In response to my query about American consumer taste tests being skewed by preference for grain-fed beef, Howie assured me there was no discernible difference in eating quality between grass- and grain-fed carcases with the same attributes. However, he conceded grain-fed cattle provided greater consistency across a whole mob.
The issue of matching supply to forward sales commitments remains the biggest variable to be managed. Supply is secured by contracts up to 12 months out which requires suppliers to commit stock numbers to a specific programme designating weeks of supply. Supply flexibility of one week either side of the contracted date is allowed reflecting seasonal variations.
According to Absolom, the contracts are all well subscribed, although there are still a few gaps to be filled. Presumably, as supply becomes more reliable and predictable, it will be possible for SFF to have confidence in accepting more clients for both retail and foodservice. He says both current and new suppliers are buying into the programme with a common comment being along the lines of ‘At last – what have you been doing for the last 30 years?’
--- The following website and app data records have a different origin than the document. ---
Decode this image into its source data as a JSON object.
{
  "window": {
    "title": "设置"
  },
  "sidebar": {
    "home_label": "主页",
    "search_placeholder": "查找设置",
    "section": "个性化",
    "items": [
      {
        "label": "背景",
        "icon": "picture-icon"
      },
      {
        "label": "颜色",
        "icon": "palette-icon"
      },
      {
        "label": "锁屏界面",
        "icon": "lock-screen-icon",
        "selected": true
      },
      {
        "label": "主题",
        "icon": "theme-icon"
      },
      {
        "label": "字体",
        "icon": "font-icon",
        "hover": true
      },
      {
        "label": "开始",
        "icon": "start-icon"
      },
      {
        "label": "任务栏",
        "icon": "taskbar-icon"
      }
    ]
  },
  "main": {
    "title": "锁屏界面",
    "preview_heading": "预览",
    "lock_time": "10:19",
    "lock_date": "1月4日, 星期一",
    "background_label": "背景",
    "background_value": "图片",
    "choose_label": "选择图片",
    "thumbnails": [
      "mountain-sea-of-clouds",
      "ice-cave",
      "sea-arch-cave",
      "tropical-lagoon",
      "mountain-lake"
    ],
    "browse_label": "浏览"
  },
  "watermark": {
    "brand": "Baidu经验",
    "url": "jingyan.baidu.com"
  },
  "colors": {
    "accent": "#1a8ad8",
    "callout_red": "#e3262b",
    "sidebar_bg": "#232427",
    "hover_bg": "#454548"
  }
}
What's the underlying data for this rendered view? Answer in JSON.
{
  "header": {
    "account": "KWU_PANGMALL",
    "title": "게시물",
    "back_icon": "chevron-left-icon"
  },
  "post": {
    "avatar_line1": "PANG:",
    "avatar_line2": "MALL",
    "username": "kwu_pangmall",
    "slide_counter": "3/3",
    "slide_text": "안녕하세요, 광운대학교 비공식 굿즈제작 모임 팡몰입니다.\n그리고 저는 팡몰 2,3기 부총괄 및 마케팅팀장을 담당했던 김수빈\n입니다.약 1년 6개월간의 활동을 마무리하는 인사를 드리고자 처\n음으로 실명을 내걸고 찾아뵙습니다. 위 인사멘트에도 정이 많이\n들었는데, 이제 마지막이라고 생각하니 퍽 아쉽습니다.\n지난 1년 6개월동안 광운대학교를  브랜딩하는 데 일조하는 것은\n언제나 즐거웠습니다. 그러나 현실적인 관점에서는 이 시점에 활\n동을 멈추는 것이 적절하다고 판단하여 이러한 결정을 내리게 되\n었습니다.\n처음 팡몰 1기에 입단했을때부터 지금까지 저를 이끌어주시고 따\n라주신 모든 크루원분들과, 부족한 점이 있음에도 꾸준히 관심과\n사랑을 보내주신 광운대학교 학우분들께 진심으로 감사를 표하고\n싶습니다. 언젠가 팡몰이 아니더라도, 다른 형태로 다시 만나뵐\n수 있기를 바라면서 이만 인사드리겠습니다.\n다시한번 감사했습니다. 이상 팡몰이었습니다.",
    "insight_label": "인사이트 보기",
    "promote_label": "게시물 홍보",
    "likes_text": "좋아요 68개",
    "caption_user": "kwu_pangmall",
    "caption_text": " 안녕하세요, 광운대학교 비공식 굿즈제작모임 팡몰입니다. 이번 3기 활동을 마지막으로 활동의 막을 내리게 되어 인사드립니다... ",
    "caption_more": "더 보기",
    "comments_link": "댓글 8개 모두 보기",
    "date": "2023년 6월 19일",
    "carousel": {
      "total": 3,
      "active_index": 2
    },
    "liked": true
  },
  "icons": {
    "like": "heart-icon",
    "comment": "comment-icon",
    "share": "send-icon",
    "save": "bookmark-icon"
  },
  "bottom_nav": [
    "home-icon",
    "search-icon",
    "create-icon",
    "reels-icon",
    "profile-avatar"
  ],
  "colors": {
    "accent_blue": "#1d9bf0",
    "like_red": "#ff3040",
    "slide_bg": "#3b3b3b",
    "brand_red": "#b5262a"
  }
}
It is not yet possible to predict hit rates accurately, but a combination of measurement of growth rates, genetics and management of stress factors will enable more reliable performance with time. Farm IQ is not yet able to produce the information needed to link seamlessly to the EQ System, but this is also an objective which will be possible in future.
The premium paid for livestock which meets the EQ Master Grade is simply 25 cents per kilo over the supplier’s weekly operating price for qualifying carcases. The final price paid depends on the price agreed with each individual supplier, since we all know not all suppliers are rewarded equally.
The last point I was sceptical about was how SFF could afford to pay 25 cents across the total carcase weight when only a small percentage of the carcase will find its way into the five premium cuts. Both Howie and Absolom assured me this was definitely profitable because of the high value creation obtainable from retail and foodservice for product which meets the specifications. Also, the company is starting to build a good balance of cuts able to be sold at a premium across different markets.
The focus is on creating further value from the market and returning a good proportion to the farmer, as well as achieving a profit for the company.
The success or otherwise of this approach will inevitably take some time to become evident, but SFF deserves credit for introducing a market-led programme with the potential to add value to farmers. It will be interesting to observe the performance of the EQ System in comparison to other programmes like Angus Pure. Ultimately, farmers that produce to specification must benefit.
Allan Barber is a meat industry commentator. This item has appeared in this week’s NZ Farmers Weekly. Barber has his own blog Barber’s Meaty Issues and can be contacted by emailing him at firstname.lastname@example.org.